Notable for it’s exceptional DENSITY, resistance to TARNISH and ability to resist attack from strong acids and alkalies; gold has played a central role in art and visual culture from pre-Mesopotamian civilisations up to the present day.
Gold is alloyed with complimentary elements to produce material suitable for either casting or fabrication. The unique system used for identifying the FINENESS of a gold alloy is the KARAT (k). The karat value indicates the purity of gold as a portion of 24 parts, therefore 24/24 or 24k gold is of the highest (100%) purity. 18/24 or 18k gold on the other hand is 75% pure, with alloying elements comprising the remaining 25% of the material. Most cast and wrought gold alloys used to create design work range between 14k (58.3% gold) and 22k (91.7% gold), the optimum metal fineness for a particular work varies according to the mode of construction and intended use of the finished article.

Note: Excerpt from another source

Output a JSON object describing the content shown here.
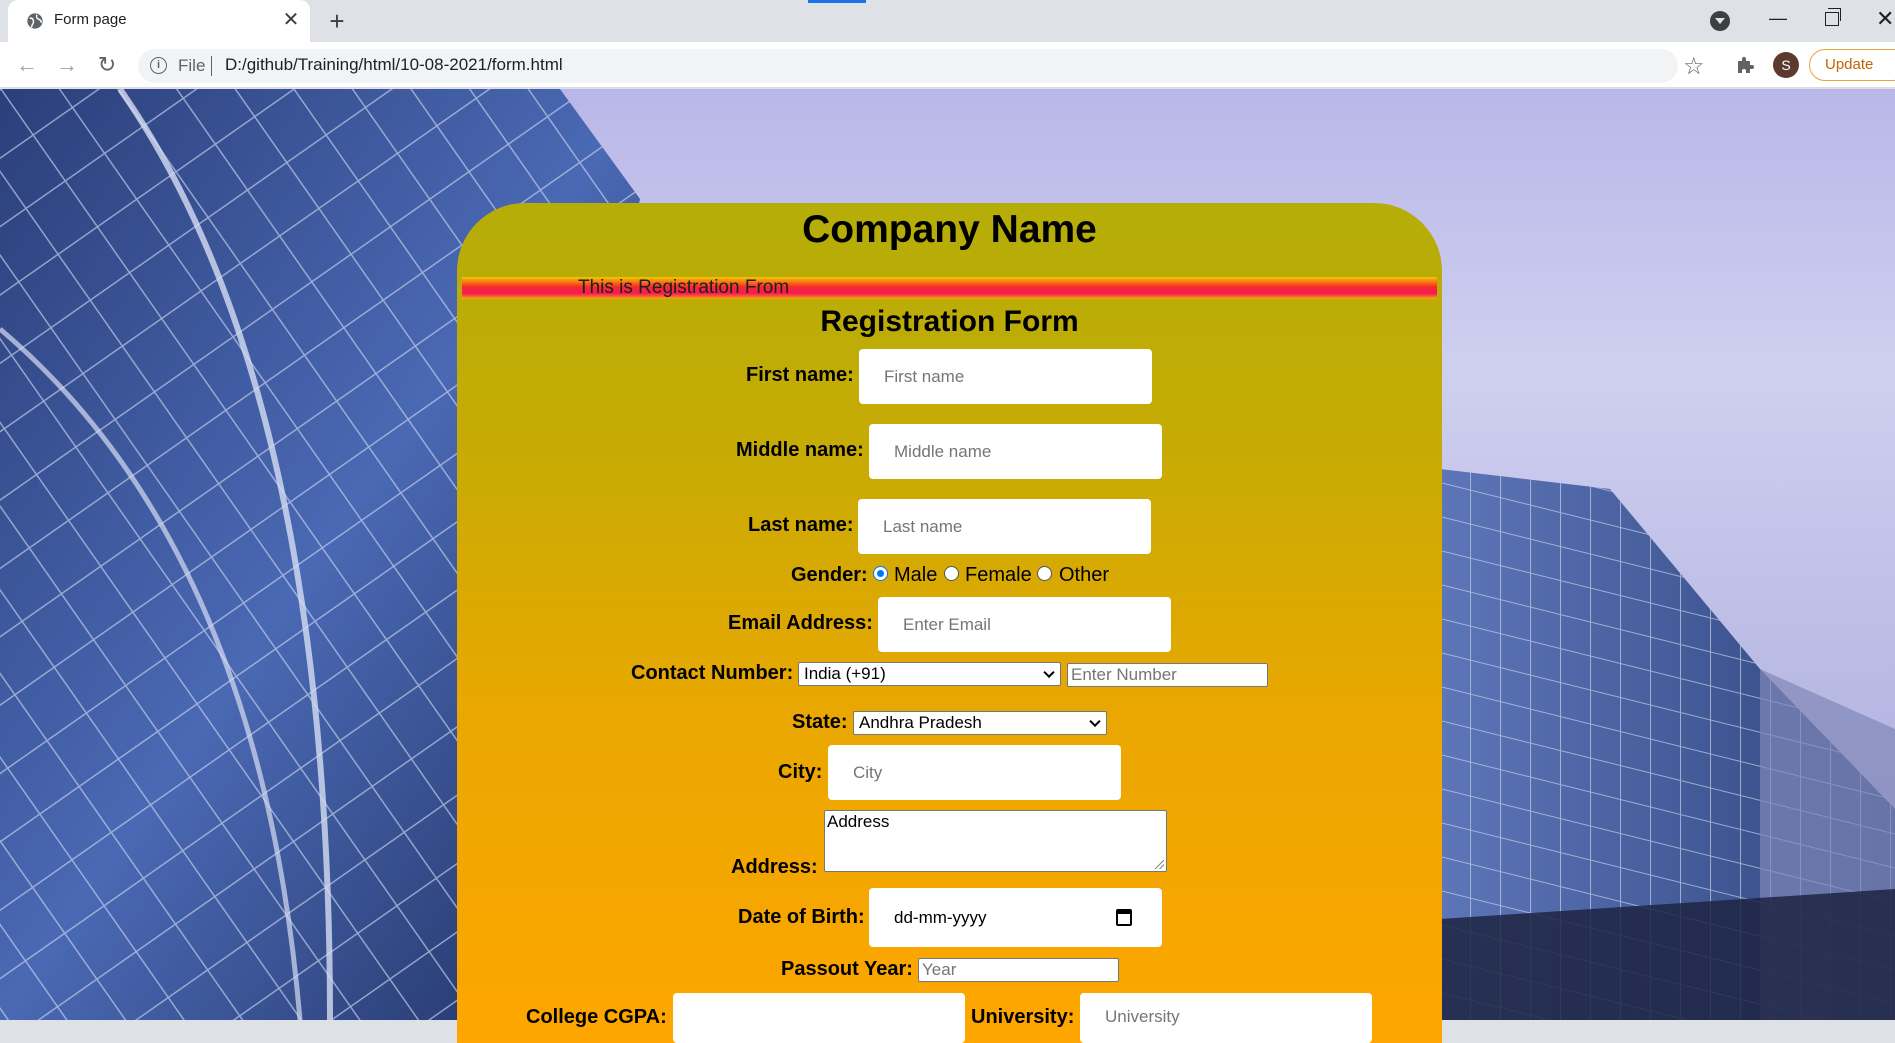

Although the karat value indicates the quantity of pure gold within a each alloy, it does not identify which individual elements have been added to the PARENT METAL, or their relative proportions. Alloying elements for both cast and wrought alloys typically include silver, platinum, nickel, zinc and copper (fine gold/silver alloy is known as ELECTRUM). Contamination by LEAD or MERCURY seriously affects the metgallurgical quality of gold – although gold has historically been distributed in mercury to form an AMALGAM for FIRE GILDING. Gold and mercury may also have been minor constituent elements within the ancient Japanese SHAKUDO casting alloy, which was otherwise a basic copper/tin bronze [ref].
A typical 18k gold cast alloy contains 75% gold, and up to 16% added silver. Combined, these two metals form an alloy slightly harder than pure gold. Copper is also present in 18k gold (to about 9%), this alloy addition both significantly HARDENS the alloy and modifies it’s METALLURGICAL structure to permit post-cast HEAT TREATMENTS (if desired). Zinc is present in most casting alloys up to a maximum of 2%, functioning to some degree as a deoxidising agent during the melt. Zinc also significantly lowers the melting point of gold alloys (the melting point of pure gold is 1064.4°C, the melting ranges for 18k alloys described above are typically between 850-900°C [1560-1650°F]).
As well as affecting the mechanical characteristics of a gold product, alloying elements can also be added to vary the visual appearance of the metal. Silver added to gold can change the intensity and depth of the yellow lustre in the metal from a green-gold, through to a silver-gold appearance – variable according to the proportion of silver added. Gold alloys with a red lustre (referred to as RED GOLDS) are usually copper rich. The addition of platinum also improves the metal’s colour and palladium lightens the alloy. Nickel will whiten gold, though silver and palladium are primarily responsible for the group of alloys known as WHITE GOLDS.
Golds of various descriptions are also available in wrought sheets and other pre-formed cross sections. Most of this stock is specifically designed for use within the jewellery industry, and consists of wires, strips, sheet, bar, tube and so forth. These and other various shapes are especially well suited for ring, chain and other decorative constructions. To manipulate this wrought stock into specific items, small scale versions of standard fabrication workshop tools, including rollers, presses and lathes, are available from specialist machinery suppliers.
Gold alloys work harden and will require ANNEALING if extensively COLD WORKED, this heat induced treatment must be carried out at regular intervals to prevent the design from cracking. Joining gold sections is usually done with a hard SOLDERING technique, using a filler wire of some 16k fineness, with small amounts of tin added to improve flow. The use of an appropriate flux prevents oxide contamination of the joint. Gold work is almost always finished to a high state of polish and is not considered suitable for patination.
< BACK / NEXT >